→ What is required
Every record below should be printed exactly as it appears.

--- Record set ---

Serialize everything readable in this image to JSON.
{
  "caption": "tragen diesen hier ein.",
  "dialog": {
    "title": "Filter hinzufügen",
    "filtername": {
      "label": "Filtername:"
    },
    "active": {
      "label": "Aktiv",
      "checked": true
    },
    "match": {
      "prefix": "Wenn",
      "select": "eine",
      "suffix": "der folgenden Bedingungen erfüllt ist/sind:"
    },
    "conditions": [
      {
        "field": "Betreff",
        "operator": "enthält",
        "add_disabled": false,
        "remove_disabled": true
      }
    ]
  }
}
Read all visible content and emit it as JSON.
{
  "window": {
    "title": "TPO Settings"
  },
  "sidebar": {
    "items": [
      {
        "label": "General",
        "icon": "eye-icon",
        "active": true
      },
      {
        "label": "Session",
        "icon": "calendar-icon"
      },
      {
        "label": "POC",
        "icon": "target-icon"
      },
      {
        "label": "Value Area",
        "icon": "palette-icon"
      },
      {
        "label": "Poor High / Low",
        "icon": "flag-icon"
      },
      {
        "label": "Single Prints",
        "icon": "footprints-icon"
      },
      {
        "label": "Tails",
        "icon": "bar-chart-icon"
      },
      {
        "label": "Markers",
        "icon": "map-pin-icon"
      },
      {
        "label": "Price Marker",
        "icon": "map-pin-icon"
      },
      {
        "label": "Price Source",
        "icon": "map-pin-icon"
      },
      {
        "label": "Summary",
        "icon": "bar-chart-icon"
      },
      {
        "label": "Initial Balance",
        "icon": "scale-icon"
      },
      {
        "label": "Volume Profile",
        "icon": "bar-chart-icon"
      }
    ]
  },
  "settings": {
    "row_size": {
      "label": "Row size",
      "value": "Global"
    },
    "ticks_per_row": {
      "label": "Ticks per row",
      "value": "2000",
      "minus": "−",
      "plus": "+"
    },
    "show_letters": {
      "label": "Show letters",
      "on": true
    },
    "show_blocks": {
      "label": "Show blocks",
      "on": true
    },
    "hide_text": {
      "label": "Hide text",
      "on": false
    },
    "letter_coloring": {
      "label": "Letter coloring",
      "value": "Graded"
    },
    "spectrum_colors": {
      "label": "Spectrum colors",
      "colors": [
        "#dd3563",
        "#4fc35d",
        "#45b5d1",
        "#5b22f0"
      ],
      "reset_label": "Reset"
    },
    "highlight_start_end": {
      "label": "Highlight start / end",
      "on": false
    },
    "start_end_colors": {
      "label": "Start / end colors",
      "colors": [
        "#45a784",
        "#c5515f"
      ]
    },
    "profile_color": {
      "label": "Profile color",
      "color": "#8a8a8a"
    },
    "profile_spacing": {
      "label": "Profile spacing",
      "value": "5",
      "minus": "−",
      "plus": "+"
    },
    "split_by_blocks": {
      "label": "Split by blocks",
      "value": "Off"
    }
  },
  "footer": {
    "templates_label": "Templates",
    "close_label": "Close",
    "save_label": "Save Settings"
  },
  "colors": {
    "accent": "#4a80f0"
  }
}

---

→ Answer space
Serialize everything readable in this image to JSON.
{
  "caption": "tragen diesen hier ein.",
  "dialog": {
    "title": "Filter hinzufügen",
    "filtername": {
      "label": "Filtername:"
    },
    "active": {
      "label": "Aktiv",
      "checked": true
    },
    "match": {
      "prefix": "Wenn",
      "select": "eine",
      "suffix": "der folgenden Bedingungen erfüllt ist/sind:"
    },
    "conditions": [
      {
        "field": "Betreff",
        "operator": "enthält",
        "add_disabled": false,
        "remove_disabled": true
      }
    ]
  }
}
Read all visible content and emit it as JSON.
{
  "window": {
    "title": "TPO Settings"
  },
  "sidebar": {
    "items": [
      {
        "label": "General",
        "icon": "eye-icon",
        "active": true
      },
      {
        "label": "Session",
        "icon": "calendar-icon"
      },
      {
        "label": "POC",
        "icon": "target-icon"
      },
      {
        "label": "Value Area",
        "icon": "palette-icon"
      },
      {
        "label": "Poor High / Low",
        "icon": "flag-icon"
      },
      {
        "label": "Single Prints",
        "icon": "footprints-icon"
      },
      {
        "label": "Tails",
        "icon": "bar-chart-icon"
      },
      {
        "label": "Markers",
        "icon": "map-pin-icon"
      },
      {
        "label": "Price Marker",
        "icon": "map-pin-icon"
      },
      {
        "label": "Price Source",
        "icon": "map-pin-icon"
      },
      {
        "label": "Summary",
        "icon": "bar-chart-icon"
      },
      {
        "label": "Initial Balance",
        "icon": "scale-icon"
      },
      {
        "label": "Volume Profile",
        "icon": "bar-chart-icon"
      }
    ]
  },
  "settings": {
    "row_size": {
      "label": "Row size",
      "value": "Global"
    },
    "ticks_per_row": {
      "label": "Ticks per row",
      "value": "2000",
      "minus": "−",
      "plus": "+"
    },
    "show_letters": {
      "label": "Show letters",
      "on": true
    },
    "show_blocks": {
      "label": "Show blocks",
      "on": true
    },
    "hide_text": {
      "label": "Hide text",
      "on": false
    },
    "letter_coloring": {
      "label": "Letter coloring",
      "value": "Graded"
    },
    "spectrum_colors": {
      "label": "Spectrum colors",
      "colors": [
        "#dd3563",
        "#4fc35d",
        "#45b5d1",
        "#5b22f0"
      ],
      "reset_label": "Reset"
    },
    "highlight_start_end": {
      "label": "Highlight start / end",
      "on": false
    },
    "start_end_colors": {
      "label": "Start / end colors",
      "colors": [
        "#45a784",
        "#c5515f"
      ]
    },
    "profile_color": {
      "label": "Profile color",
      "color": "#8a8a8a"
    },
    "profile_spacing": {
      "label": "Profile spacing",
      "value": "5",
      "minus": "−",
      "plus": "+"
    },
    "split_by_blocks": {
      "label": "Split by blocks",
      "value": "Off"
    }
  },
  "footer": {
    "templates_label": "Templates",
    "close_label": "Close",
    "save_label": "Save Settings"
  },
  "colors": {
    "accent": "#4a80f0"
  }
}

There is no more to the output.